So “Dungeons & Dragons”, as we currently know it, is in its waning days. In September, the Players Handbook, the first of the three core rulebooks for the 2024 edition of D&D, will be released. Yes, I know “Wizards of the Coast” insists this is just an update to the current 5th edition rules from 2014, but let’s be honest here: This is a new edition. The cover of the new book says nothing about 5e, so it’s 2024 Edition, as far as I’m concerned.


As with “Pathfinder” 1st edition following the release of D&D 4th edition, where PF continued the rules of D&D 3.5e, there are a variety of different games looking to do much the same with the current 5e rules. Yes, I know most of them will be released in 2025, following the new D&D release, but not entirely. Regardless, there are several games that look to be the spiritual successor to 5e, much as “Pathfinder” 1e was the spiritual successor to 3.5e. I’ve looked into them, as much as I can (considering some don’t have much in the way of public information out yet), and have come to the following conclusion:

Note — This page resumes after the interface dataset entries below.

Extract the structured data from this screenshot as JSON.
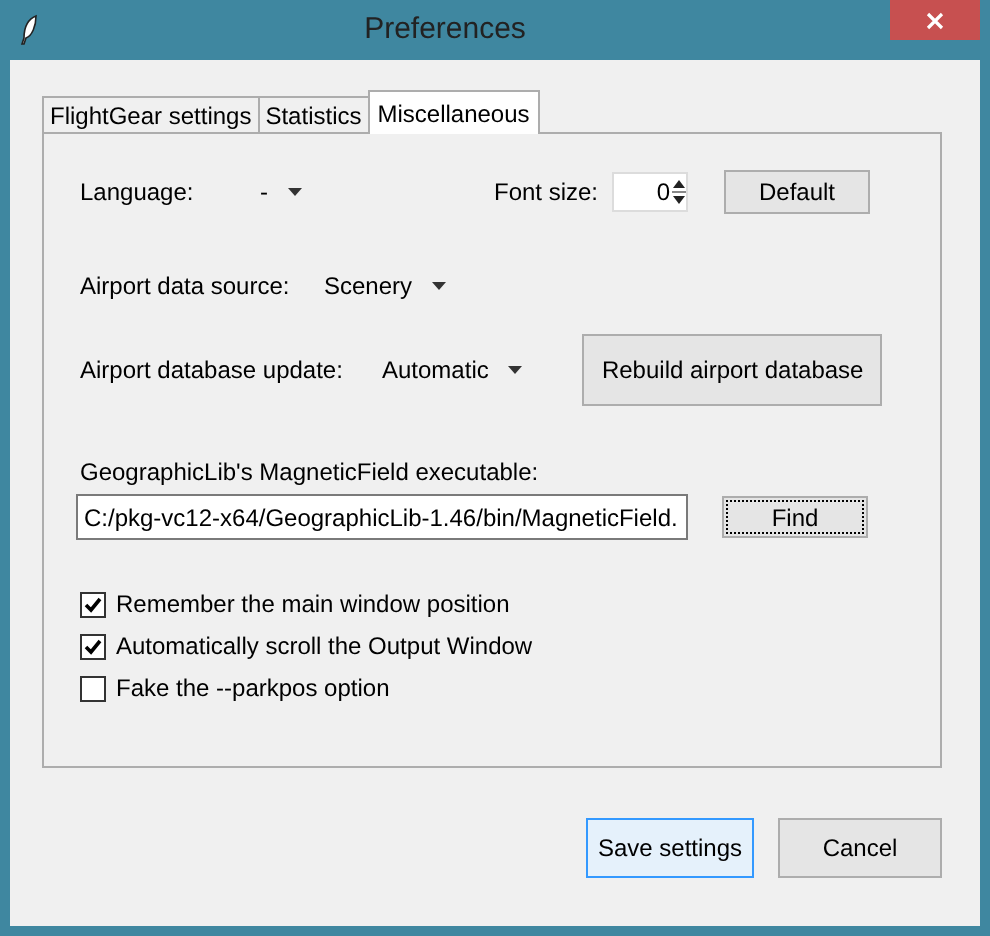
{
  "window": {
    "title": "Preferences"
  },
  "tabs": [
    {
      "label": "FlightGear settings",
      "selected": false
    },
    {
      "label": "Statistics",
      "selected": false
    },
    {
      "label": "Miscellaneous",
      "selected": true
    }
  ],
  "language": {
    "label": "Language:",
    "value": "-"
  },
  "font_size": {
    "label": "Font size:",
    "value": "0"
  },
  "default_button": "Default",
  "airport_data_source": {
    "label": "Airport data source:",
    "value": "Scenery"
  },
  "airport_database_update": {
    "label": "Airport database update:",
    "value": "Automatic"
  },
  "rebuild_button": "Rebuild airport database",
  "magnetic_field": {
    "label": "GeographicLib's MagneticField executable:",
    "value": "C:/pkg-vc12-x64/GeographicLib-1.46/bin/MagneticField."
  },
  "find_button": {
    "label": "Find",
    "focused": true
  },
  "options": [
    {
      "label": "Remember the main window position",
      "checked": true
    },
    {
      "label": "Automatically scroll the Output Window",
      "checked": true
    },
    {
      "label": "Fake the --parkpos option",
      "checked": false
    }
  ],
  "buttons": [
    {
      "label": "Save settings",
      "default": true
    },
    {
      "label": "Cancel",
      "default": false
    }
  ]
}
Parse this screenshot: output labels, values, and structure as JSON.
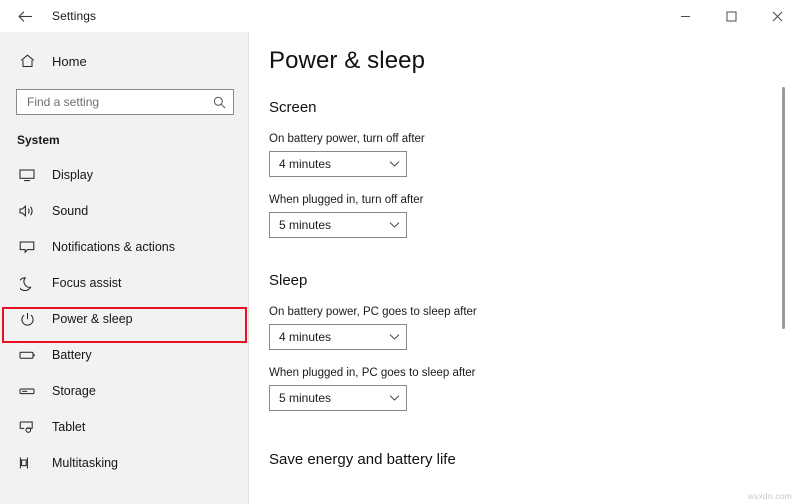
{
  "window": {
    "title": "Settings",
    "back_icon": "back-arrow-icon",
    "controls": {
      "minimize_label": "Minimize",
      "maximize_label": "Maximize",
      "close_label": "Close"
    }
  },
  "sidebar": {
    "home": {
      "label": "Home",
      "icon": "home-icon"
    },
    "search": {
      "placeholder": "Find a setting",
      "value": "",
      "icon": "search-icon"
    },
    "group_title": "System",
    "items": [
      {
        "label": "Display",
        "icon": "monitor-icon",
        "selected": false
      },
      {
        "label": "Sound",
        "icon": "speaker-icon",
        "selected": false
      },
      {
        "label": "Notifications & actions",
        "icon": "notification-icon",
        "selected": false
      },
      {
        "label": "Focus assist",
        "icon": "moon-icon",
        "selected": false
      },
      {
        "label": "Power & sleep",
        "icon": "power-icon",
        "selected": true
      },
      {
        "label": "Battery",
        "icon": "battery-icon",
        "selected": false
      },
      {
        "label": "Storage",
        "icon": "storage-icon",
        "selected": false
      },
      {
        "label": "Tablet",
        "icon": "tablet-icon",
        "selected": false
      },
      {
        "label": "Multitasking",
        "icon": "multitasking-icon",
        "selected": false
      }
    ]
  },
  "main": {
    "page_title": "Power & sleep",
    "sections": [
      {
        "heading": "Screen",
        "fields": [
          {
            "label": "On battery power, turn off after",
            "value": "4 minutes"
          },
          {
            "label": "When plugged in, turn off after",
            "value": "5 minutes"
          }
        ]
      },
      {
        "heading": "Sleep",
        "fields": [
          {
            "label": "On battery power, PC goes to sleep after",
            "value": "4 minutes"
          },
          {
            "label": "When plugged in, PC goes to sleep after",
            "value": "5 minutes"
          }
        ]
      },
      {
        "heading": "Save energy and battery life",
        "fields": []
      }
    ]
  },
  "annotation": {
    "color": "#e81123",
    "target": "Power & sleep"
  },
  "watermark": "wsxdn.com"
}
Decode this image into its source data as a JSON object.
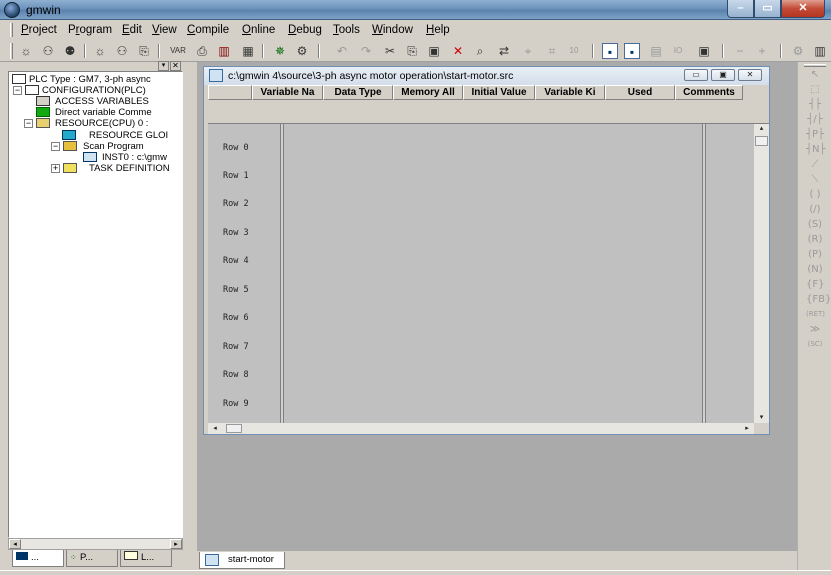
{
  "window": {
    "title": "gmwin"
  },
  "menu": {
    "items": [
      {
        "label": "Project",
        "key": "P"
      },
      {
        "label": "Program",
        "key": "r"
      },
      {
        "label": "Edit",
        "key": "E"
      },
      {
        "label": "View",
        "key": "V"
      },
      {
        "label": "Compile",
        "key": "C"
      },
      {
        "label": "Online",
        "key": "O"
      },
      {
        "label": "Debug",
        "key": "D"
      },
      {
        "label": "Tools",
        "key": "T"
      },
      {
        "label": "Window",
        "key": "W"
      },
      {
        "label": "Help",
        "key": "H"
      }
    ]
  },
  "project_tree": {
    "items": [
      {
        "label": "PLC Type : GM7, 3-ph async",
        "icon": "plc-icon",
        "level": 0
      },
      {
        "label": "CONFIGURATION(PLC)",
        "icon": "configuration-icon",
        "level": 1,
        "expander": "−"
      },
      {
        "label": "ACCESS VARIABLES",
        "icon": "access-variables-icon",
        "level": 2
      },
      {
        "label": "Direct variable Comme",
        "icon": "direct-variable-icon",
        "level": 2
      },
      {
        "label": "RESOURCE(CPU) 0 :",
        "icon": "resource-icon",
        "level": 2,
        "expander": "−"
      },
      {
        "label": "RESOURCE GLOI",
        "icon": "folder-icon",
        "level": 3
      },
      {
        "label": "Scan Program",
        "icon": "open-folder-icon",
        "level": 3,
        "expander": "−"
      },
      {
        "label": "INST0 : c:\\gmw",
        "icon": "instance-icon",
        "level": 4
      },
      {
        "label": "TASK DEFINITION",
        "icon": "task-icon",
        "level": 3,
        "expander": "+"
      }
    ],
    "tabs": [
      {
        "label": "..."
      },
      {
        "label": "P..."
      },
      {
        "label": "L..."
      }
    ]
  },
  "editor": {
    "title": "c:\\gmwin 4\\source\\3-ph async motor operation\\start-motor.src",
    "columns": [
      "Variable Na",
      "Data Type",
      "Memory All",
      "Initial Value",
      "Variable Ki",
      "Used",
      "Comments"
    ],
    "rows": [
      "Row  0",
      "Row  1",
      "Row  2",
      "Row  3",
      "Row  4",
      "Row  5",
      "Row  6",
      "Row  7",
      "Row  8",
      "Row  9"
    ]
  },
  "mdi_tabs": [
    {
      "label": "start-motor"
    }
  ],
  "colors": {
    "titlebar": "#6d93bd",
    "mdi_background": "#aaaaaa",
    "grid_background": "#c0c0c0"
  }
}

It’s “Tales of the Valiant”, hands down.

Let’s be honest here. “MCDM RPG” (or whatever it ends up being called upon release) is way too focused on tactical play. There’s nothing wrong with that, and D&D certainly has its roots in tactical war games, but it is a solid step away from 5e. “DC20” is something closer to 5e, to be sure, but I don’t think it has the brand power to really capture the interest of the larger 5e community. Of course, “Daggerheart” absolutely has the name recognition and community to step into much of 5e’s shadow, but it also is a vast departure from what D&D 5e is. If we wanted to play D&D only as a narrative-focused game, we can play “Dungeon World”, “Fantasy World”, “Blades in the Dark”, etc.

Now I’m not trying to knock the other competitors in this race to replace 5e, they all have plenty to admire. But only one game really captures the spirit of D&D 5e, and that’s ToV. In fact, some might argue that ToV is effectively D&D 5e, with the serial numbers filed off, and they aren’t completely wrong. ToV is built upon the structure of 5e, and basically just renamed many of the abilities, features, and so forth, to remain free of the Open Game License.

That said, “Tales of the Valiant” is not D&D 5e. There are significant changes that Kobold Press bring to the table in ToV, which make their game something new and interesting, much like “Pathfinder” did with D&D 3.5e. Many people – myself included – considered PF 1e to basically be D&D 3.75. It reworked and improved upon D&D 3.5e, resulting in PF 1e becoming the superior game, overall.

And I feel “Tales of the Valiant” will be found, in time, to be the superior version of D&D 5e, especially when compared to D&D’s 2024 edition, or to the other contenders for this particular “crown”. Again, that’s not to say there’s anything particularly wrong with any of these other games, including the 2024 edition of D&D, but they just aren’t up to the quality of “Tales of the Valiant”, in my opinion.

[NOTE – I am aware that this isn’t exactly a fair comparison, as the other games in this contest aside from D&D 2024 aren’t close to release yet, while ToV is shipping to Kickstarter backers. But at the same time, we know quite a bit about what makes the other games stand out, in comparison to D&D and each other, so unless they make some significant changes prior to release, ToV still wins in my book.]

I'm the editor, publisher, and primary "talent" here at

Leave a Reply

This site uses Akismet to reduce spam. Learn how your comment data is processed.